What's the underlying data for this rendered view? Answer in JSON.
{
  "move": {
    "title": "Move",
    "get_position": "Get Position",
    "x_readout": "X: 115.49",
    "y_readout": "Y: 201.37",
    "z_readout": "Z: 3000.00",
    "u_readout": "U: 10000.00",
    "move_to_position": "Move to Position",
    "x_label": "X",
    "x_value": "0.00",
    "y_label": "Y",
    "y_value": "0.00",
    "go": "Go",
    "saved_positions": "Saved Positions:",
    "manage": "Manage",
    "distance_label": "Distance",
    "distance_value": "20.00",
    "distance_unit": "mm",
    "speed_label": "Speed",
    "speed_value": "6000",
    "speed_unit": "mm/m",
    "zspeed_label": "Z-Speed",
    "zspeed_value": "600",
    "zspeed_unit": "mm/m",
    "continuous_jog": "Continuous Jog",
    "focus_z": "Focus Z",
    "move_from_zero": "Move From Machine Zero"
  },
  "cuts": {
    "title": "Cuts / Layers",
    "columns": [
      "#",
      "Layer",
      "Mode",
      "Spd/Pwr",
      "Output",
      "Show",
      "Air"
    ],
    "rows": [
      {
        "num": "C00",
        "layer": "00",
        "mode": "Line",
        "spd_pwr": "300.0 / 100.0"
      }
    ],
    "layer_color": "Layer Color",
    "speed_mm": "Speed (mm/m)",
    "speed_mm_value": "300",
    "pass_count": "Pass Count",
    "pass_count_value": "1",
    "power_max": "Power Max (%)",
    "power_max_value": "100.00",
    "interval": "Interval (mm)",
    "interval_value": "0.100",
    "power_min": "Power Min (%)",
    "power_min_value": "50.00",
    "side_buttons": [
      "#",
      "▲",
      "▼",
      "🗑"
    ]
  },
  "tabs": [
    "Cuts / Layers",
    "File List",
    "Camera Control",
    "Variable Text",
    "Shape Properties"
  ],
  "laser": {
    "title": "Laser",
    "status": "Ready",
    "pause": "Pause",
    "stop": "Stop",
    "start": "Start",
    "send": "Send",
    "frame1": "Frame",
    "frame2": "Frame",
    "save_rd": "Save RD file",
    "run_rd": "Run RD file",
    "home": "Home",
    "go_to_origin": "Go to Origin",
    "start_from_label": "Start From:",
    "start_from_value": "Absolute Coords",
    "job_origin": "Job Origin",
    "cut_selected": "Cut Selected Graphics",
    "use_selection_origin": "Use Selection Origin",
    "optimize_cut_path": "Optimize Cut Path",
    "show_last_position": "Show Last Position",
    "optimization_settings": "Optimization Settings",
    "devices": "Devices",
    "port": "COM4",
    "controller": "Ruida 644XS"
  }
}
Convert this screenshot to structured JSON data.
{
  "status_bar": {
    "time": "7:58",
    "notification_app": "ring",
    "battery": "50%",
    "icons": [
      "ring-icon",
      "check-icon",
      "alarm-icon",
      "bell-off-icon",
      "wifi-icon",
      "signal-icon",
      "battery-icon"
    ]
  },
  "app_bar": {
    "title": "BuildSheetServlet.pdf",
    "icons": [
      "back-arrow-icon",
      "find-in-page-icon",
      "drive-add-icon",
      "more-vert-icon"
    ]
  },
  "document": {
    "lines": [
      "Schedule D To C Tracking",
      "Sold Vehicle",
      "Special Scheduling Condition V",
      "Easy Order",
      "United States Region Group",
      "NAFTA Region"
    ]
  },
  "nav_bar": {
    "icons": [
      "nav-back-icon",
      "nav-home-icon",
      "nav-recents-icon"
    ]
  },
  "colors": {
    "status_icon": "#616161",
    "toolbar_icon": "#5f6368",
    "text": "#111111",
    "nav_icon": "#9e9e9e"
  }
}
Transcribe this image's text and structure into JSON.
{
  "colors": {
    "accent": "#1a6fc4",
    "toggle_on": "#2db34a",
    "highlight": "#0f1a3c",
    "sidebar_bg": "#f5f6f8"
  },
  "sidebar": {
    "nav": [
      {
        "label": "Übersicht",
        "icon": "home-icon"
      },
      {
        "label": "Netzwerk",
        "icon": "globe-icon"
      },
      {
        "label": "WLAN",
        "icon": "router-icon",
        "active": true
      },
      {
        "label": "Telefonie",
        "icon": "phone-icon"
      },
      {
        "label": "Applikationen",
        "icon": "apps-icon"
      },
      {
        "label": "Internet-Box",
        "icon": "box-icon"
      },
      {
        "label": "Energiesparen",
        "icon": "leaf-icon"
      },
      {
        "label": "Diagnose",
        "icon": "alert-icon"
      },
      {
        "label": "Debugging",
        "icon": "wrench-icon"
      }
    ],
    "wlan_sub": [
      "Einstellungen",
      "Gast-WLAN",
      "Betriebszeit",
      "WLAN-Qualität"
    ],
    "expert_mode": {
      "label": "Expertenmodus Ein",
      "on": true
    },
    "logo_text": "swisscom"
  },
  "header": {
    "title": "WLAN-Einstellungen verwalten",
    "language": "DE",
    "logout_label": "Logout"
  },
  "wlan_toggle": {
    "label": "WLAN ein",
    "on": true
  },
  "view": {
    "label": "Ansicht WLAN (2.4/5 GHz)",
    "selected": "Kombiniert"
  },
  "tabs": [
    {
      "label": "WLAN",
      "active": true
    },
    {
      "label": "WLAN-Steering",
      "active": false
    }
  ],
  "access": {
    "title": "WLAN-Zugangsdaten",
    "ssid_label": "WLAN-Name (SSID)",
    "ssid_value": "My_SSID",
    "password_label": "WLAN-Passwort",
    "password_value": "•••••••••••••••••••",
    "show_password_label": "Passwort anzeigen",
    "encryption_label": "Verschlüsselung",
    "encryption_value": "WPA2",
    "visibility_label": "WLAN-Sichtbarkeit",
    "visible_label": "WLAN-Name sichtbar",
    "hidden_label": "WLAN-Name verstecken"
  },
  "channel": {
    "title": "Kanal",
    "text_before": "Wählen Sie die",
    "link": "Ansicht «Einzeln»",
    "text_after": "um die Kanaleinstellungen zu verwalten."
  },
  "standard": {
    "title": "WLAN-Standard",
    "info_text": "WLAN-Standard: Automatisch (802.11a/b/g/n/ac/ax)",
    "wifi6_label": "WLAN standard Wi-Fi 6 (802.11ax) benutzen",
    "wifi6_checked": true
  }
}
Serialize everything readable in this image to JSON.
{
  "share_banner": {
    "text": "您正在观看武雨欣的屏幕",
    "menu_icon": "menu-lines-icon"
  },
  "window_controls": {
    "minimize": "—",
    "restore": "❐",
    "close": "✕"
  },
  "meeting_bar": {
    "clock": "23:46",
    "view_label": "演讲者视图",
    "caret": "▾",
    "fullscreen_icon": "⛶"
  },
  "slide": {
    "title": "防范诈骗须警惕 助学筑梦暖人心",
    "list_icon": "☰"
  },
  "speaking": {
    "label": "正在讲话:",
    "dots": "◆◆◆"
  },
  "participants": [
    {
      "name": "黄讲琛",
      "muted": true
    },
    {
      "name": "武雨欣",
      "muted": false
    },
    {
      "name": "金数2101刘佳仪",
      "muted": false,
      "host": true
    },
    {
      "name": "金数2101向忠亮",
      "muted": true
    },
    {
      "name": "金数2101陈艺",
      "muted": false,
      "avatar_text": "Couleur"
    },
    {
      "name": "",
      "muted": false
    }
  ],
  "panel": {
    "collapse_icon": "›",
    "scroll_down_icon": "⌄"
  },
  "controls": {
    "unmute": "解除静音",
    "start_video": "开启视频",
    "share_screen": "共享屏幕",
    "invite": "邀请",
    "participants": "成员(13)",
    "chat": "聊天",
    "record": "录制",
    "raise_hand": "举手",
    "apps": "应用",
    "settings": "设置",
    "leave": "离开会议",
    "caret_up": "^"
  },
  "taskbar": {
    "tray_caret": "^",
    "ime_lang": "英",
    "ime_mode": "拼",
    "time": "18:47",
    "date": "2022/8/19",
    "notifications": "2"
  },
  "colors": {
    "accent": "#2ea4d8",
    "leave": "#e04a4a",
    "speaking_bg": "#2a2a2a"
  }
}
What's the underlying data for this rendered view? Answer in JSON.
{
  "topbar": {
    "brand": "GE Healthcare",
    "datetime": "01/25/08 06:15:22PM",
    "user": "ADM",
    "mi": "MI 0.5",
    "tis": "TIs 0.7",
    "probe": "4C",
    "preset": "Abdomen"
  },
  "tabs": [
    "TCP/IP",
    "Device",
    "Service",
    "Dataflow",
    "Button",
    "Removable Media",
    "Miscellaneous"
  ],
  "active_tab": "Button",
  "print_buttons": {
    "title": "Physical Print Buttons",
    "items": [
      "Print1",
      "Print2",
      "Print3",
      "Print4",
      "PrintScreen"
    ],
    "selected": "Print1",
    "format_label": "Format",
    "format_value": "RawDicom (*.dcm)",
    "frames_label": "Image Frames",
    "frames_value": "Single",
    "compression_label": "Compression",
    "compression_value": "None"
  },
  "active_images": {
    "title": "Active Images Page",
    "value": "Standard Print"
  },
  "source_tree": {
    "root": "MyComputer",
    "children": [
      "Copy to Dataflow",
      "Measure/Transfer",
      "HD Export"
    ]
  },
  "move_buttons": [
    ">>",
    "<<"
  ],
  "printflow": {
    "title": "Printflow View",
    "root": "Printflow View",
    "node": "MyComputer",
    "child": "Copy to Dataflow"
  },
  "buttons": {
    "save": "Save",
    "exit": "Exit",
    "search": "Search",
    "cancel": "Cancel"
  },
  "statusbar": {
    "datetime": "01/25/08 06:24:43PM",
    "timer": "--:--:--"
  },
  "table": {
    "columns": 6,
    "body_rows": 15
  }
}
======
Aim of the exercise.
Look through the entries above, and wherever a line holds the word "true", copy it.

Solution to the exercise.
        "active": true
      "on": true
    "on": true
      "active": true
    "wifi6_checked": true
      "muted": true
      "host": true
      "muted": true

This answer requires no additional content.